◆ Directions: Find the string "para" in the data, and copy out each line that has it.
Exercise material START
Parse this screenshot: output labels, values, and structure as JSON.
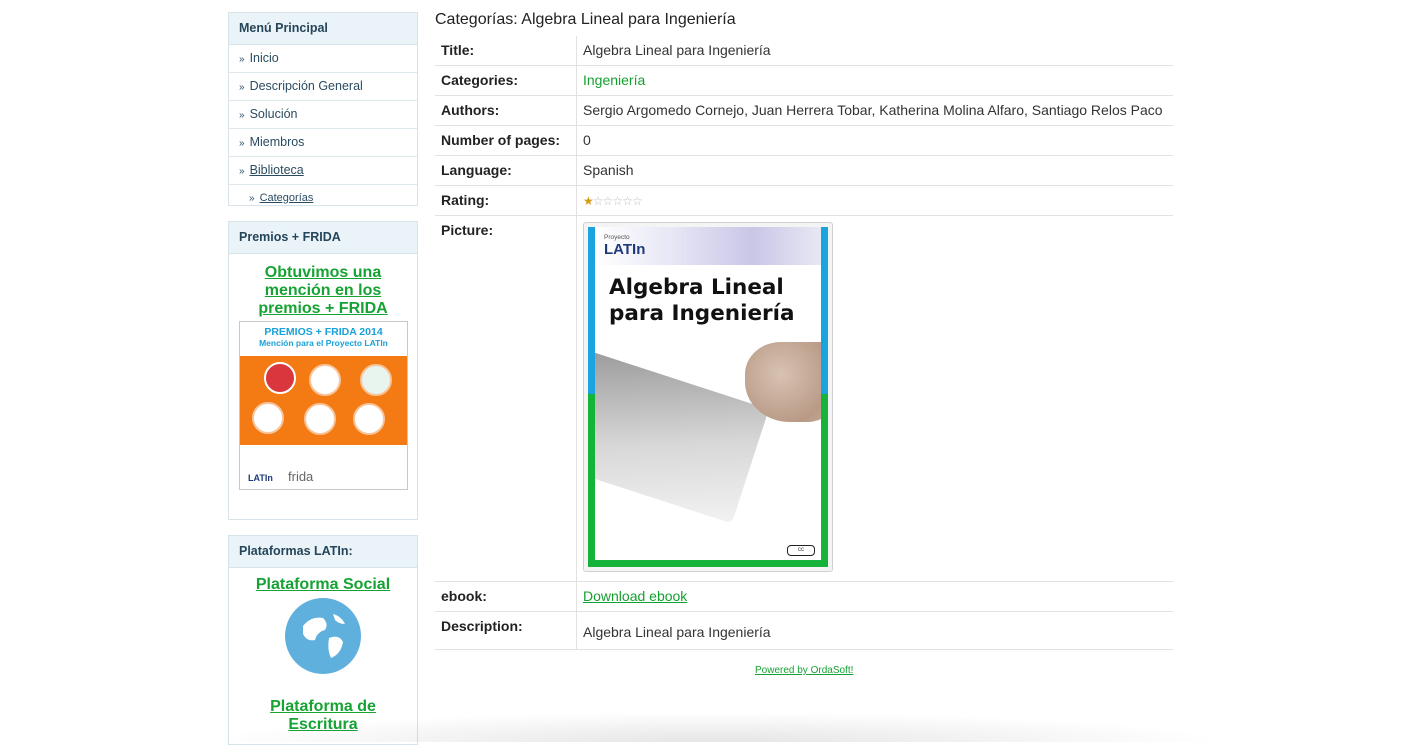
{
  "sidebar": {
    "menu": {
      "heading": "Menú Principal",
      "items": [
        {
          "label": "Inicio"
        },
        {
          "label": "Descripción General"
        },
        {
          "label": "Solución"
        },
        {
          "label": "Miembros"
        },
        {
          "label": "Biblioteca"
        },
        {
          "label": "Categorías"
        }
      ]
    },
    "premios": {
      "heading": "Premios + FRIDA",
      "link_text": "Obtuvimos una mención en los premios + FRIDA",
      "image": {
        "line1": "PREMIOS + FRIDA 2014",
        "line2": "Mención para el Proyecto LATIn",
        "logo1": "LATIn",
        "logo2": "frida"
      }
    },
    "plataformas": {
      "heading": "Plataformas LATIn:",
      "social_link": "Plataforma Social",
      "writing_link": "Plataforma de Escritura"
    }
  },
  "main": {
    "title": "Categorías: Algebra Lineal para Ingeniería",
    "rows": {
      "title_label": "Title:",
      "title_value": "Algebra Lineal para Ingeniería",
      "categories_label": "Categories:",
      "categories_value": "Ingeniería",
      "authors_label": "Authors:",
      "authors_value": "Sergio Argomedo Cornejo, Juan Herrera Tobar, Katherina Molina Alfaro, Santiago Relos Paco",
      "pages_label": "Number of pages:",
      "pages_value": "0",
      "language_label": "Language:",
      "language_value": "Spanish",
      "rating_label": "Rating:",
      "rating_value": 1,
      "rating_max": 6,
      "picture_label": "Picture:",
      "ebook_label": "ebook:",
      "ebook_link": "Download ebook",
      "description_label": "Description:",
      "description_value": "Algebra Lineal para Ingeniería"
    },
    "cover": {
      "logo": "LATIn",
      "logo_small": "Proyecto",
      "title_line1": "Algebra Lineal",
      "title_line2": "para Ingeniería"
    },
    "footer_link": "Powered by OrdaSoft!"
  },
  "colors": {
    "link_green": "#17a334",
    "module_header_bg": "#eaf3f7",
    "rating_star": "#d49a12",
    "frida_orange": "#f47b14",
    "cover_blue": "#1aa4df",
    "cover_green": "#16b33a"
  }
}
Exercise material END
◆ Output for this task:
        "line2": "Mención para el Proyecto LATIn",
    "title": "Categorías: Algebra Lineal para Ingeniería",
      "title_value": "Algebra Lineal para Ingeniería",
      "description_value": "Algebra Lineal para Ingeniería"
      "title_line2": "para Ingeniería"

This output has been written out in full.